Records drawn from a dataset
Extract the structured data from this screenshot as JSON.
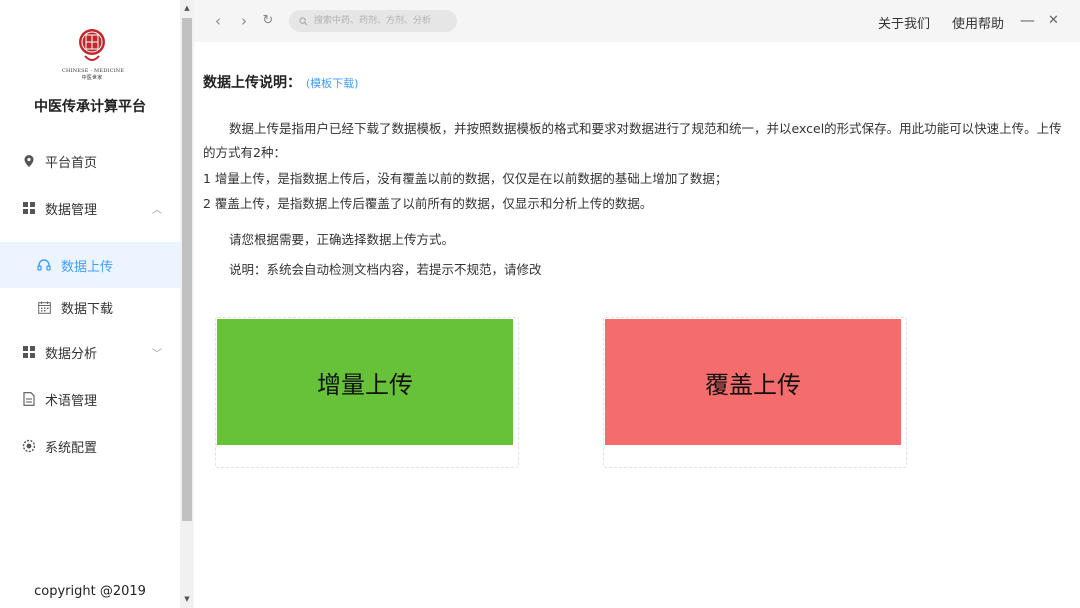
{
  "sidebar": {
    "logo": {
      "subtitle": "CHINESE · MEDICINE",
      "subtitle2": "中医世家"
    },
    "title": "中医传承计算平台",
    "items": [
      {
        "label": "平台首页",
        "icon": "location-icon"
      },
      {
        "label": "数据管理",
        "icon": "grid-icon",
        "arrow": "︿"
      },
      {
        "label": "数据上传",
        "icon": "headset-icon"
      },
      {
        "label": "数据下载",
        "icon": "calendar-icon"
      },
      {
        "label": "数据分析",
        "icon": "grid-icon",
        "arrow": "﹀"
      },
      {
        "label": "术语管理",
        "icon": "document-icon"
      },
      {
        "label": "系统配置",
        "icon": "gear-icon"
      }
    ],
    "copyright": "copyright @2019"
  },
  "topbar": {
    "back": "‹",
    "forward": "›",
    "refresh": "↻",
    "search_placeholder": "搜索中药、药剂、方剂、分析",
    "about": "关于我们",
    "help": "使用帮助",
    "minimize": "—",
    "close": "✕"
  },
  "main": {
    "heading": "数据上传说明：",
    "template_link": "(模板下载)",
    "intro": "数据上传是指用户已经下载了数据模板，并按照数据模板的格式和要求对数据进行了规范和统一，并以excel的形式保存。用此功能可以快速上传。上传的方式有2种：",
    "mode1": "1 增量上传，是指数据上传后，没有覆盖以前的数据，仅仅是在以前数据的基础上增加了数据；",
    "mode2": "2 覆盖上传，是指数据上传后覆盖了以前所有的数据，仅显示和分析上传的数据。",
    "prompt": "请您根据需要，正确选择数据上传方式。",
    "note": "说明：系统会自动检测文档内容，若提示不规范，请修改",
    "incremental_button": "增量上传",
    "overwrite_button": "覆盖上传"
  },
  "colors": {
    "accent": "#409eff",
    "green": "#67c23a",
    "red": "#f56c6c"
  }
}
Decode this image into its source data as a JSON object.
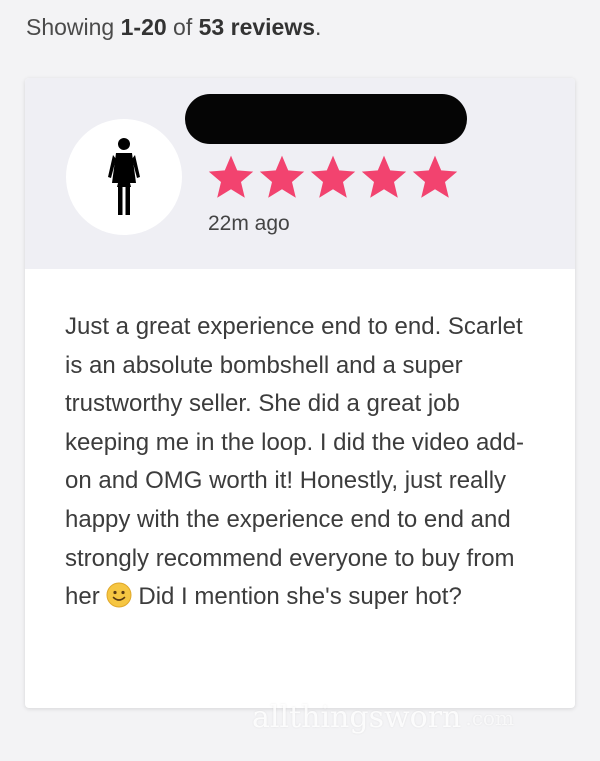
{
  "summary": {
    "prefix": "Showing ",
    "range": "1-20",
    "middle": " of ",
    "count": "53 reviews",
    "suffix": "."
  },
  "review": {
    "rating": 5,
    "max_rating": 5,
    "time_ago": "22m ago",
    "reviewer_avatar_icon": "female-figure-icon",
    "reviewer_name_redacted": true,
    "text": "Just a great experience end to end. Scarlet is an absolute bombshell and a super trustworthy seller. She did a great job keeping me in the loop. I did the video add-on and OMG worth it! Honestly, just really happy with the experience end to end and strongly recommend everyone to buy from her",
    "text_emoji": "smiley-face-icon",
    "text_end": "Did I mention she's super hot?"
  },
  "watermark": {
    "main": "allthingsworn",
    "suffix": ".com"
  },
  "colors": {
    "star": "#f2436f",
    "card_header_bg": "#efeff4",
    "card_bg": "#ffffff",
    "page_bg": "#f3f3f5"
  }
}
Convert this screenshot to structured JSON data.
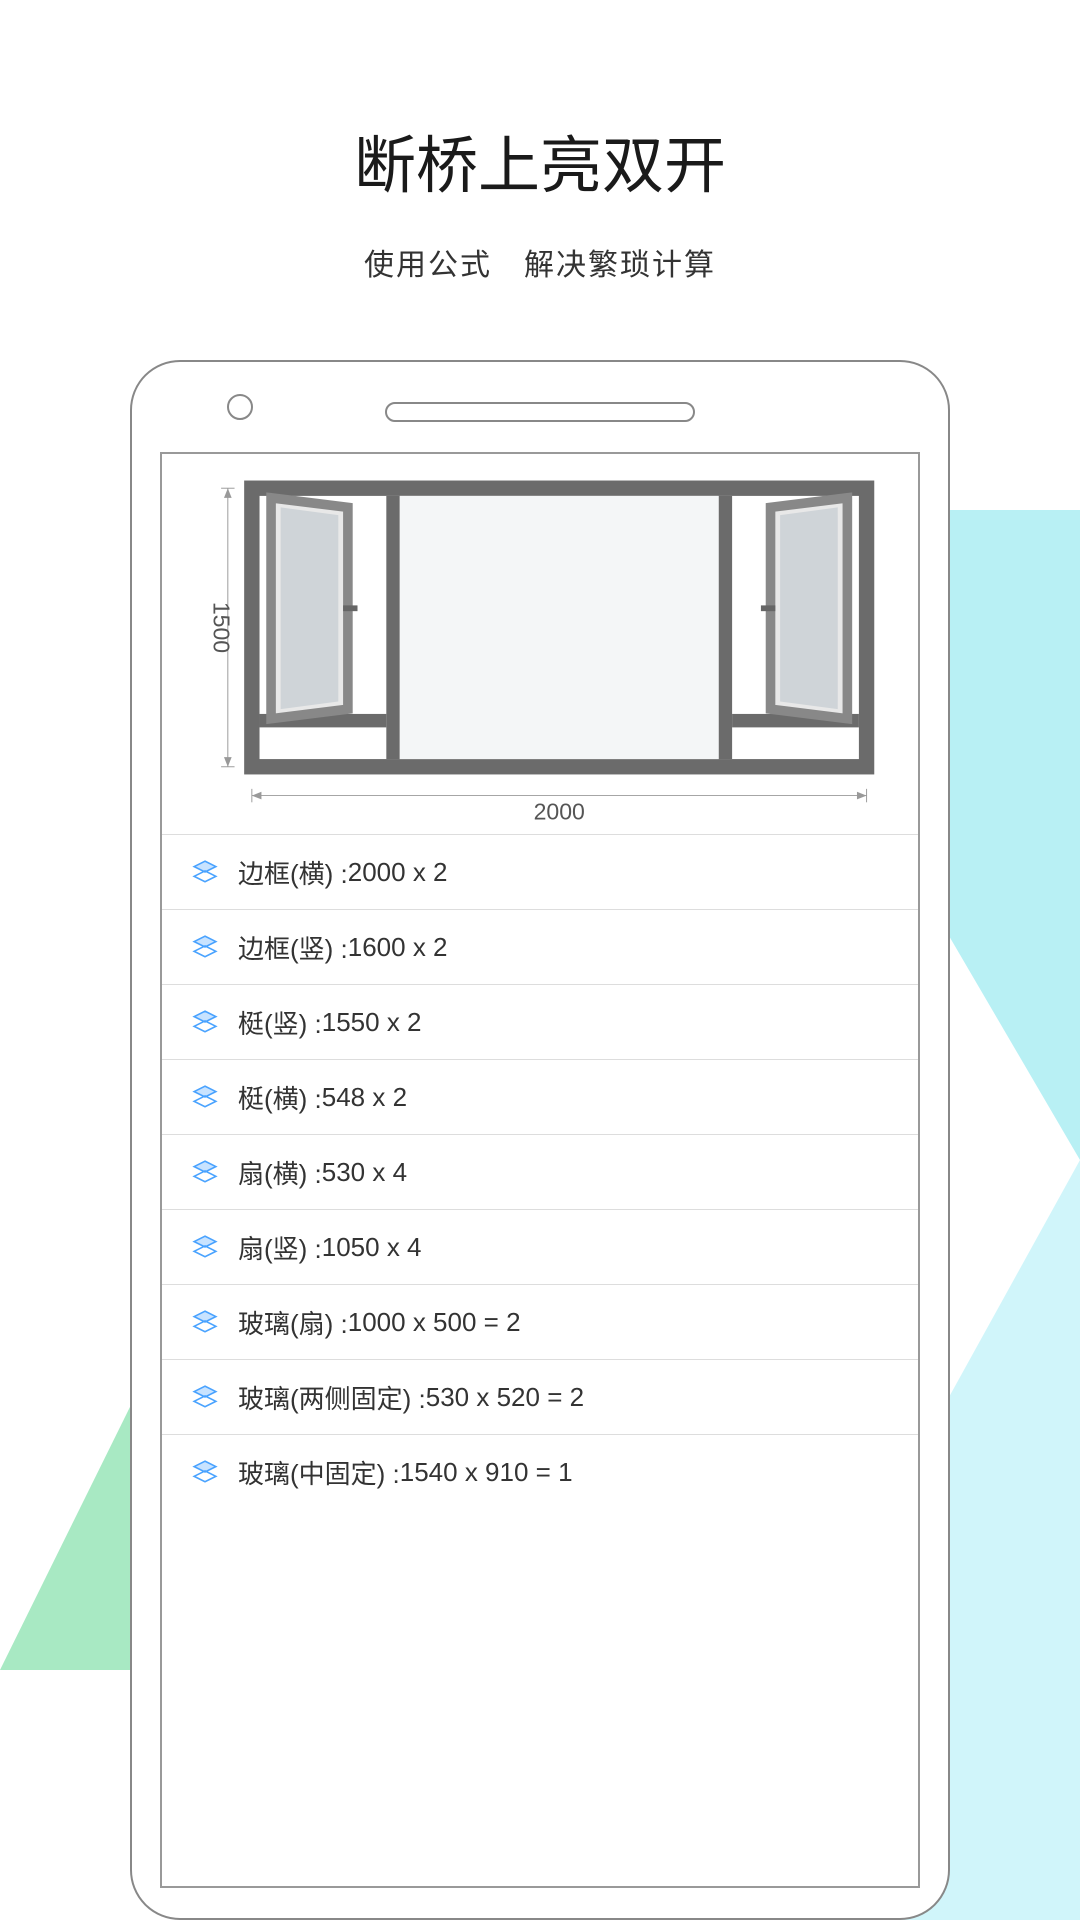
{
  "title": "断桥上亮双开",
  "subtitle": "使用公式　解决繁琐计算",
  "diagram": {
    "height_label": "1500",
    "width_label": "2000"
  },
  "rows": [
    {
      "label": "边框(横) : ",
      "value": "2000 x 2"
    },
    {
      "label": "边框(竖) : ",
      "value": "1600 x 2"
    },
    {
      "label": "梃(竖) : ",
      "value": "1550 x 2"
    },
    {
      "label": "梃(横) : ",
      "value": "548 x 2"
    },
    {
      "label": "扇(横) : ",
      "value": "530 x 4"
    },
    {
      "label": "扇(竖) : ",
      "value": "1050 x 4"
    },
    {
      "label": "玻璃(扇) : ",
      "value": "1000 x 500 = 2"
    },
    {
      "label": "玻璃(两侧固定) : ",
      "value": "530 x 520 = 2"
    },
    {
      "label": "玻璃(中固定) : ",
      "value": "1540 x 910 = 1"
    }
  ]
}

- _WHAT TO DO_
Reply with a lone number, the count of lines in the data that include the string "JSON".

- _SOLUTION BELOW_
3